[Problem statement]
The entries shown below are to be printed in full, unaltered.

:::::

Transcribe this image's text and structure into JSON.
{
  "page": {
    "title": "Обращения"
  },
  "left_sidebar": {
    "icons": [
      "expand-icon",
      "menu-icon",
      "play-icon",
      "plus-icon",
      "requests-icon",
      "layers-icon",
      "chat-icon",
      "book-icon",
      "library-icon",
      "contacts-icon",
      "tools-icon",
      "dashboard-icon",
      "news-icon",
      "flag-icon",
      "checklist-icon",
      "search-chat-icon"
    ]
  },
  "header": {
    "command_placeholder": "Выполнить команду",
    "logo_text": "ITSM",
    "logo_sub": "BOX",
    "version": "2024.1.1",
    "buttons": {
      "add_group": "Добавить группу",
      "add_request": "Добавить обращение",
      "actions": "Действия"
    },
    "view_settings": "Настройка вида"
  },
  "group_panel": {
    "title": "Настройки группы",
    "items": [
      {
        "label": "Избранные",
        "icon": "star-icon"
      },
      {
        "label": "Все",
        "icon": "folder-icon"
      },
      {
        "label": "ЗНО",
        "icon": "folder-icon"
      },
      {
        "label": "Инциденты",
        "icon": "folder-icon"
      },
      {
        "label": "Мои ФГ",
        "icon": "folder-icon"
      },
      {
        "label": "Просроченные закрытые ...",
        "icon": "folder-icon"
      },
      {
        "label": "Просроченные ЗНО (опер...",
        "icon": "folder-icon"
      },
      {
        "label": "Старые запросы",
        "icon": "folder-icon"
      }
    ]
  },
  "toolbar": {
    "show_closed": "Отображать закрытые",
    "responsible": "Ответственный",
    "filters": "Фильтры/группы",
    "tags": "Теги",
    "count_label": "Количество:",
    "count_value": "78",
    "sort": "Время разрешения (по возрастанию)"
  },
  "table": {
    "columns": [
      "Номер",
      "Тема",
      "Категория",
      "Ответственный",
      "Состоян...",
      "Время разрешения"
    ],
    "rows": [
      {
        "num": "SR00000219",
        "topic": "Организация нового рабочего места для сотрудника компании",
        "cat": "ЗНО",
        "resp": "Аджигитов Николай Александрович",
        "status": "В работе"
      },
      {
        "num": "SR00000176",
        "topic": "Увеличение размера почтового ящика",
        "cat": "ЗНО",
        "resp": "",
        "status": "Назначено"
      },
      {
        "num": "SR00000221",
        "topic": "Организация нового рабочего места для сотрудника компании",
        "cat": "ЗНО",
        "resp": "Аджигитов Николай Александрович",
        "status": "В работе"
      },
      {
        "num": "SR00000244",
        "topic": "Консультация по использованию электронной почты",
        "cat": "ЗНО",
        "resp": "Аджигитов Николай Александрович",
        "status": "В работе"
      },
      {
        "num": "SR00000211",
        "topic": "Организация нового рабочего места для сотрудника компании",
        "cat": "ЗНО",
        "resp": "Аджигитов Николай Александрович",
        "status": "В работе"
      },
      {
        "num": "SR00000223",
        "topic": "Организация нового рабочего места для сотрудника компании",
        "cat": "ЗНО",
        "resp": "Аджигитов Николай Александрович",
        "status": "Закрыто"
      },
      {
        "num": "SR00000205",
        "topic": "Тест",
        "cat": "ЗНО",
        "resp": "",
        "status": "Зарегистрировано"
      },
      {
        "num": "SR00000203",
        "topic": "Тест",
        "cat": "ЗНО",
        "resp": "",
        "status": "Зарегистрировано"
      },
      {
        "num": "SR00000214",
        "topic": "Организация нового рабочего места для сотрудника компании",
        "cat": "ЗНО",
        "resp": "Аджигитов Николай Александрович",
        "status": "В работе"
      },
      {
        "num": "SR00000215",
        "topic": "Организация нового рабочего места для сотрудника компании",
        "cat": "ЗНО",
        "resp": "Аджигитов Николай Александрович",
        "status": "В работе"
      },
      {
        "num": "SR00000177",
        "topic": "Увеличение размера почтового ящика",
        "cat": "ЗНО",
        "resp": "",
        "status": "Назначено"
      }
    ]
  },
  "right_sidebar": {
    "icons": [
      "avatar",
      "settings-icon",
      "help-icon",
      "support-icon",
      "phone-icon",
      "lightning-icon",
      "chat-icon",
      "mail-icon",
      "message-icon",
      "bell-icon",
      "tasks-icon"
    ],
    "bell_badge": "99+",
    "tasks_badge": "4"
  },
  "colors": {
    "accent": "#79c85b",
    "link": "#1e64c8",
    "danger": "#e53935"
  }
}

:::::

[Written answer]
Transcribe this image's text and structure into JSON.
{
  "page": {
    "title": "Обращения"
  },
  "left_sidebar": {
    "icons": [
      "expand-icon",
      "menu-icon",
      "play-icon",
      "plus-icon",
      "requests-icon",
      "layers-icon",
      "chat-icon",
      "book-icon",
      "library-icon",
      "contacts-icon",
      "tools-icon",
      "dashboard-icon",
      "news-icon",
      "flag-icon",
      "checklist-icon",
      "search-chat-icon"
    ]
  },
  "header": {
    "command_placeholder": "Выполнить команду",
    "logo_text": "ITSM",
    "logo_sub": "BOX",
    "version": "2024.1.1",
    "buttons": {
      "add_group": "Добавить группу",
      "add_request": "Добавить обращение",
      "actions": "Действия"
    },
    "view_settings": "Настройка вида"
  },
  "group_panel": {
    "title": "Настройки группы",
    "items": [
      {
        "label": "Избранные",
        "icon": "star-icon"
      },
      {
        "label": "Все",
        "icon": "folder-icon"
      },
      {
        "label": "ЗНО",
        "icon": "folder-icon"
      },
      {
        "label": "Инциденты",
        "icon": "folder-icon"
      },
      {
        "label": "Мои ФГ",
        "icon": "folder-icon"
      },
      {
        "label": "Просроченные закрытые ...",
        "icon": "folder-icon"
      },
      {
        "label": "Просроченные ЗНО (опер...",
        "icon": "folder-icon"
      },
      {
        "label": "Старые запросы",
        "icon": "folder-icon"
      }
    ]
  },
  "toolbar": {
    "show_closed": "Отображать закрытые",
    "responsible": "Ответственный",
    "filters": "Фильтры/группы",
    "tags": "Теги",
    "count_label": "Количество:",
    "count_value": "78",
    "sort": "Время разрешения (по возрастанию)"
  },
  "table": {
    "columns": [
      "Номер",
      "Тема",
      "Категория",
      "Ответственный",
      "Состоян...",
      "Время разрешения"
    ],
    "rows": [
      {
        "num": "SR00000219",
        "topic": "Организация нового рабочего места для сотрудника компании",
        "cat": "ЗНО",
        "resp": "Аджигитов Николай Александрович",
        "status": "В работе"
      },
      {
        "num": "SR00000176",
        "topic": "Увеличение размера почтового ящика",
        "cat": "ЗНО",
        "resp": "",
        "status": "Назначено"
      },
      {
        "num": "SR00000221",
        "topic": "Организация нового рабочего места для сотрудника компании",
        "cat": "ЗНО",
        "resp": "Аджигитов Николай Александрович",
        "status": "В работе"
      },
      {
        "num": "SR00000244",
        "topic": "Консультация по использованию электронной почты",
        "cat": "ЗНО",
        "resp": "Аджигитов Николай Александрович",
        "status": "В работе"
      },
      {
        "num": "SR00000211",
        "topic": "Организация нового рабочего места для сотрудника компании",
        "cat": "ЗНО",
        "resp": "Аджигитов Николай Александрович",
        "status": "В работе"
      },
      {
        "num": "SR00000223",
        "topic": "Организация нового рабочего места для сотрудника компании",
        "cat": "ЗНО",
        "resp": "Аджигитов Николай Александрович",
        "status": "Закрыто"
      },
      {
        "num": "SR00000205",
        "topic": "Тест",
        "cat": "ЗНО",
        "resp": "",
        "status": "Зарегистрировано"
      },
      {
        "num": "SR00000203",
        "topic": "Тест",
        "cat": "ЗНО",
        "resp": "",
        "status": "Зарегистрировано"
      },
      {
        "num": "SR00000214",
        "topic": "Организация нового рабочего места для сотрудника компании",
        "cat": "ЗНО",
        "resp": "Аджигитов Николай Александрович",
        "status": "В работе"
      },
      {
        "num": "SR00000215",
        "topic": "Организация нового рабочего места для сотрудника компании",
        "cat": "ЗНО",
        "resp": "Аджигитов Николай Александрович",
        "status": "В работе"
      },
      {
        "num": "SR00000177",
        "topic": "Увеличение размера почтового ящика",
        "cat": "ЗНО",
        "resp": "",
        "status": "Назначено"
      }
    ]
  },
  "right_sidebar": {
    "icons": [
      "avatar",
      "settings-icon",
      "help-icon",
      "support-icon",
      "phone-icon",
      "lightning-icon",
      "chat-icon",
      "mail-icon",
      "message-icon",
      "bell-icon",
      "tasks-icon"
    ],
    "bell_badge": "99+",
    "tasks_badge": "4"
  },
  "colors": {
    "accent": "#79c85b",
    "link": "#1e64c8",
    "danger": "#e53935"
  }
}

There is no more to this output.